Over the past five weeks my work with Five Capitals has taken me to three different countries on three different continents. I visited Canada (North America, of course), Brisbane, Melbourne and Tasmania (all in Australia), and the Netherlands in Europe.
Getting outside of my normal context is always valuable for me, especially when I can travel outside the US to see cultures and people who are very different from me. It gives me a needed perspective on what God is doing in other places across the world, which in turn does good work in me.
Here are a few observations I made about places outside the US on this last round of international trips.
1. Less noise.
Wow! I didn’t realize how deeply our culture of consumerism fills up all the empty space with noise, and ultimately how difficult this reality makes it to hear from God. Until you get outside of it, it’s difficult to really see it for what it is.
The other countries I visited simply don’t have this noise. It was amazing to me (especially in Australia) how just having less noise was a blessing and benefit to me. The people I engaged with seemed more peaceful, open, focused, tuned in to God’s word, and present with those around them.
American Christians, if they aren’t careful, lose all ability to filter out the noise, even when it’s “good” noise: email devotions, text messages, sermons, podcasts, websites, books, resources, media, etc. If we are constantly attending to the noise, we give ourselves little chance to truly hear and respond to God’s voice.
2. People are aware.
Here in America we know that the church is in decline. We know that more needs to be done and that the trajectory we’re on isn’t a good one. However, Christians in other countries have more fully, readily and realistically embraced this reality.
Whether it’s because churches are in sharper decline or because they’ve been declining longer, the awareness creates a determination, sobriety and commitment to sacrifice and go for biblical tools and strategies to actually turn the tide. There’s a deeper level of ownership and desire to see redemption and revival within their communities.
America could benefit from seeing how seriously they are taking the situation as well as how seriously they are about bringing change.
3. Christians are ready.
This builds on the previous point, but because Christians are aware, they are also ready to go for it and get after it! It so refreshing to see Christians show up early, take thorough notes, ask hard questions, wrestle with concepts and discern actionable next steps.
I’ve been at too many events where the participants tend to critique rather than apply, send emails while listening rather than engage, and comment on the communication style of the speaker rather than wrestle with the content. Because of this, little changes in the lives of the attendees.
I found a different atmosphere in the rooms of these other countries; one of readiness, reflection and response. A posture we in America can learn from!
4. Price is considered (as well as prize).

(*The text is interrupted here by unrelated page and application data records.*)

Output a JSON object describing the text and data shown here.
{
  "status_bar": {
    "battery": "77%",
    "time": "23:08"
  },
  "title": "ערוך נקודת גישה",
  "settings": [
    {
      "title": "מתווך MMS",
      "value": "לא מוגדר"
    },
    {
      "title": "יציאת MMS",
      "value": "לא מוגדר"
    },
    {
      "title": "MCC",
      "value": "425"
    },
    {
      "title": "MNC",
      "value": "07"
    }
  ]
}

As the old saying goes: “no guts no glory.” And while deep down we know this is true, we often wish it wasn’t so. Can’t we have our cake and eat it, too?
I enjoyed a sobering discussion we had in the Netherlands about the costs of truly following Jesus and going after a biblical framework in business. Too often, we think we can get all the fruit without any pruning.

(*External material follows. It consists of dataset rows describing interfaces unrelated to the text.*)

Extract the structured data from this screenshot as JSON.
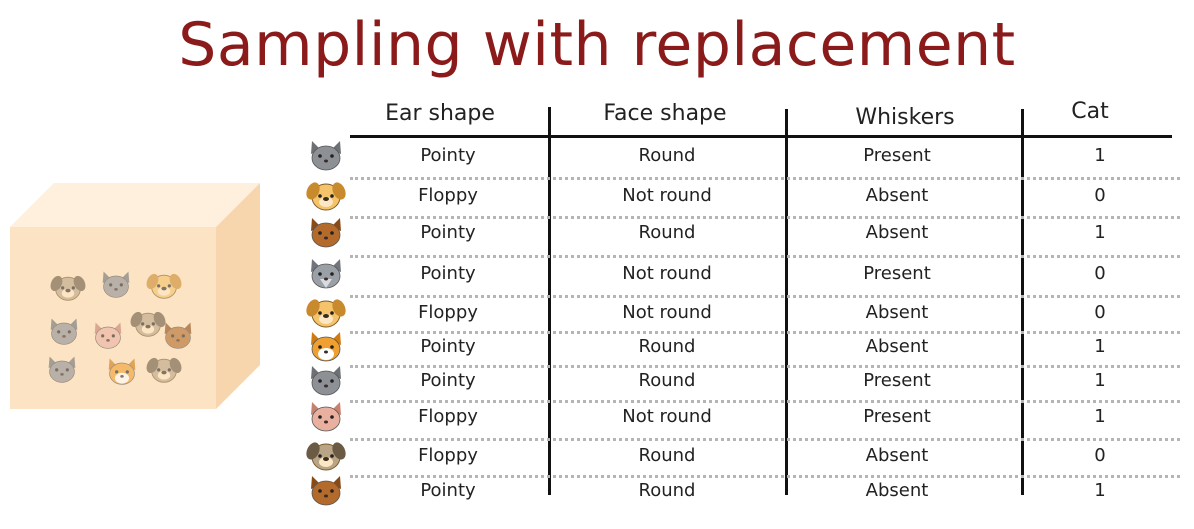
{
  "title": "Sampling with replacement",
  "headers": [
    "Ear shape",
    "Face shape",
    "Whiskers",
    "Cat"
  ],
  "rows": [
    {
      "animal": "cat-gray",
      "ear": "Pointy",
      "face": "Round",
      "whiskers": "Present",
      "cat": "1"
    },
    {
      "animal": "dog-tan",
      "ear": "Floppy",
      "face": "Not round",
      "whiskers": "Absent",
      "cat": "0"
    },
    {
      "animal": "cat-brown",
      "ear": "Pointy",
      "face": "Round",
      "whiskers": "Absent",
      "cat": "1"
    },
    {
      "animal": "wolf-gray",
      "ear": "Pointy",
      "face": "Not round",
      "whiskers": "Present",
      "cat": "0"
    },
    {
      "animal": "dog-tan",
      "ear": "Floppy",
      "face": "Not round",
      "whiskers": "Absent",
      "cat": "0"
    },
    {
      "animal": "cat-orange",
      "ear": "Pointy",
      "face": "Round",
      "whiskers": "Absent",
      "cat": "1"
    },
    {
      "animal": "cat-gray",
      "ear": "Pointy",
      "face": "Round",
      "whiskers": "Present",
      "cat": "1"
    },
    {
      "animal": "cat-pink",
      "ear": "Floppy",
      "face": "Not round",
      "whiskers": "Present",
      "cat": "1"
    },
    {
      "animal": "dog-dark",
      "ear": "Floppy",
      "face": "Round",
      "whiskers": "Absent",
      "cat": "0"
    },
    {
      "animal": "cat-brown",
      "ear": "Pointy",
      "face": "Round",
      "whiskers": "Absent",
      "cat": "1"
    }
  ],
  "colors": {
    "title": "#8b1a1a",
    "box_front": "#fce3c4",
    "box_top": "#fef0dc",
    "box_side": "#f7d6ae"
  }
}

Honestly, I’ve tried a lot of different shortcuts in my life and it always just takes longer, because I have to retrace my steps and go the full way around anyway. Generally, there just aren’t any shortcuts.

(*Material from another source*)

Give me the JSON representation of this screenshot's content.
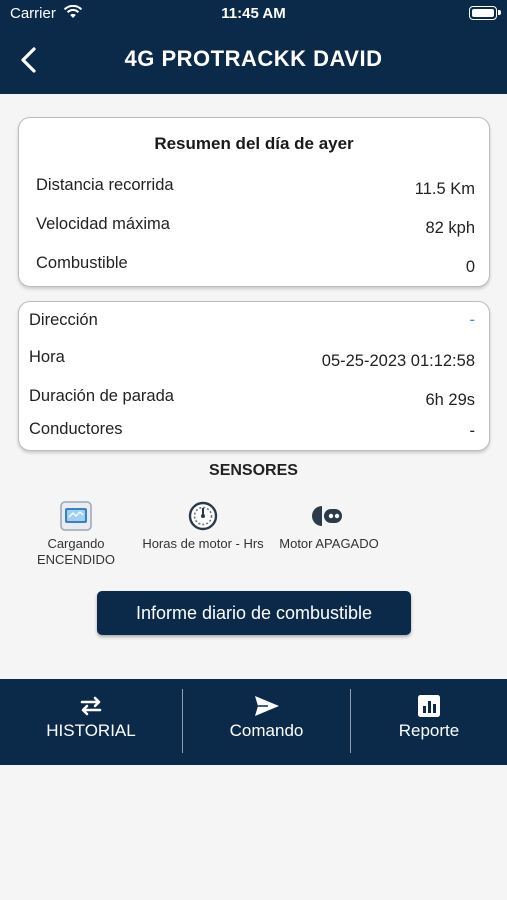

What are you going after? That’s your prize! Just make sure you also embrace the price of going there!
5. Conviction instead of hype.
In America, it’s been a shaky 10 years. Since 9/11, we’ve been trying to work our way out of a lot of setbacks and struggles. The world has felt this way too.
Yet, like in America, there’s a real feeling abroad that our “best days lie ahead.” Connecting well with those verses: “I can do all things through Christ who gives me strength” and Jesus’ words of encouragement “You can do everything I can do, and even greater things than these.”
Along with all Christians everywhere, let’s keep living and believing God has great things in store.
Have you traveled lately? Even if it’s simply out of your city or region? Be aware of the differences and nuances you observe in different cultures, and ask, “What’s God doing here, and how can I join him in it?”